Problem description
Identify each line in the records below that contains the word "Яндекс", and copy it.

Dataset rows for apps and sites:
==*==
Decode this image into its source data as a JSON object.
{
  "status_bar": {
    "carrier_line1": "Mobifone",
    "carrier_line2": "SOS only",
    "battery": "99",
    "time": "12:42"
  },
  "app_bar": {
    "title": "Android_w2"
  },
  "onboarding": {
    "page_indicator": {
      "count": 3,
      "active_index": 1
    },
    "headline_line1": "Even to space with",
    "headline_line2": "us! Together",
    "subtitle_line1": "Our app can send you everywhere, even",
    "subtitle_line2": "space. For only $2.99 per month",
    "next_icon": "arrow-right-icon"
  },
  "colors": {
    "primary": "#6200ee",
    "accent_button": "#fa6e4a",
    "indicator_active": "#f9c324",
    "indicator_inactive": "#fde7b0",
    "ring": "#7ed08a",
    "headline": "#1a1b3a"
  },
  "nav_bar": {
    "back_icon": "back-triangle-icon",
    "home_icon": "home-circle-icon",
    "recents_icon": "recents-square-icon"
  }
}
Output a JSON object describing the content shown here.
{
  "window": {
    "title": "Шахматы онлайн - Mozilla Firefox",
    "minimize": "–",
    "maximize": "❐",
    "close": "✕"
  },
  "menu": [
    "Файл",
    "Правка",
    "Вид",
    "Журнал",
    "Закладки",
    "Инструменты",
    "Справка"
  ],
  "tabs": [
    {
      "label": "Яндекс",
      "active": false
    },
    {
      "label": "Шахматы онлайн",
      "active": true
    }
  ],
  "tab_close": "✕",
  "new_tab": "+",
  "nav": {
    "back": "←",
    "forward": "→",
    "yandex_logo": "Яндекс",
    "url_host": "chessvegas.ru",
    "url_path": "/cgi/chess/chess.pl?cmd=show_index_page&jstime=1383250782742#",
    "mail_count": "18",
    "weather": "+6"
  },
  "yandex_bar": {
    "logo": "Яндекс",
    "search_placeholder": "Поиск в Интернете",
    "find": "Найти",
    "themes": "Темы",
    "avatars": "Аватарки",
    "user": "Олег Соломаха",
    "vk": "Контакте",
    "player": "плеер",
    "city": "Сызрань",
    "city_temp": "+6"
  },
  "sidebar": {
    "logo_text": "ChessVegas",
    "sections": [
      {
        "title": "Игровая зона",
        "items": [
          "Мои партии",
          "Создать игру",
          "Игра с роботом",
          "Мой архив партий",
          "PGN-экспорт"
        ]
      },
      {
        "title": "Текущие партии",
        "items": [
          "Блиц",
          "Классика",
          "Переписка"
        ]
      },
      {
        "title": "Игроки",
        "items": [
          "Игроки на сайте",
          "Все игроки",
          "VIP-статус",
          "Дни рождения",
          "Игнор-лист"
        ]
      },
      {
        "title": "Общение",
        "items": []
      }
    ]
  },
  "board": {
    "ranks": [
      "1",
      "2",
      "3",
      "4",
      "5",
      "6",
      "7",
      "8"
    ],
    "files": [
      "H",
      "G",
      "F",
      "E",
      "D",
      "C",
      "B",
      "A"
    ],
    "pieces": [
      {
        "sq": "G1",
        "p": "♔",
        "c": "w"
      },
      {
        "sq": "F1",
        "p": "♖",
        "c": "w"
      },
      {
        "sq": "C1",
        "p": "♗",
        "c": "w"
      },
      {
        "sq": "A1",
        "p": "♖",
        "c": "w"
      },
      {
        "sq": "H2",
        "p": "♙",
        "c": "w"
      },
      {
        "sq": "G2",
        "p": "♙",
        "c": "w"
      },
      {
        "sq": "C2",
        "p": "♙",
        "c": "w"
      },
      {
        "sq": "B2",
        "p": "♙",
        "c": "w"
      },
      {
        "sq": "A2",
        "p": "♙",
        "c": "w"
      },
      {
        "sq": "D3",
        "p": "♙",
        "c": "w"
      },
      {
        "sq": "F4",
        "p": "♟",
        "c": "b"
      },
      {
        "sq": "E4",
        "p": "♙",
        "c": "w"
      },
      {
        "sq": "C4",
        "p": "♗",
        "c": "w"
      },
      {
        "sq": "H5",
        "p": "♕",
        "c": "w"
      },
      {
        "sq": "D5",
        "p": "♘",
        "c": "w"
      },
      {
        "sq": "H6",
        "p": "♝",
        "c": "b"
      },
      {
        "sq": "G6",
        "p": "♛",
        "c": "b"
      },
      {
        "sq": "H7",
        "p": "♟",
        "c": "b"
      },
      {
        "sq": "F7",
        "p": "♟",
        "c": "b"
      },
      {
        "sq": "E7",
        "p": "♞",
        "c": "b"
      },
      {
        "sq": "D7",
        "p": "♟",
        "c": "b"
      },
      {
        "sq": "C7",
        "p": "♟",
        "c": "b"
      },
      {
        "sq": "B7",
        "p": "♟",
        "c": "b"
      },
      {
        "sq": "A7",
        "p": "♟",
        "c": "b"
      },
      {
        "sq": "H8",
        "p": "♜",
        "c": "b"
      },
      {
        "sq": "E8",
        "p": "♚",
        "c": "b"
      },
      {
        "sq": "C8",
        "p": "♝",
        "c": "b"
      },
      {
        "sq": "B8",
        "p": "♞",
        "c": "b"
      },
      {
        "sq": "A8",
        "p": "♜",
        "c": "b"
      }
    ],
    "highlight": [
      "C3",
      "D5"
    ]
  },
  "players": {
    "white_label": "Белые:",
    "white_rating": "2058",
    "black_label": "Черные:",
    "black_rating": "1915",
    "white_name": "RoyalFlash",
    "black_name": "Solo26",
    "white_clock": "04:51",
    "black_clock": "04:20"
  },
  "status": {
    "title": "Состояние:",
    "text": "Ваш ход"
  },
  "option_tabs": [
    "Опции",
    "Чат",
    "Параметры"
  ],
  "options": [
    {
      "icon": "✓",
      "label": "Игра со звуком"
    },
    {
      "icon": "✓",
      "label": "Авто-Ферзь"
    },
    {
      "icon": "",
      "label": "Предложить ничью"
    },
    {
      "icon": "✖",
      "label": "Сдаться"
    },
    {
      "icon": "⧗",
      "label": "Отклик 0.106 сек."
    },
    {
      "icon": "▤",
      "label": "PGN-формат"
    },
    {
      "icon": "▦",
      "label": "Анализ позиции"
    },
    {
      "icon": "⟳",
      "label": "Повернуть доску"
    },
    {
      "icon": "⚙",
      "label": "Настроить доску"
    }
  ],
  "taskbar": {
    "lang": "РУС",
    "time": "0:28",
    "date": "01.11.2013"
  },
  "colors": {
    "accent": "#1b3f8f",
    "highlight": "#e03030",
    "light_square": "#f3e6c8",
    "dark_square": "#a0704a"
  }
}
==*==
Task output
      "label": "Яндекс",
    "yandex_logo": "Яндекс",
    "logo": "Яндекс",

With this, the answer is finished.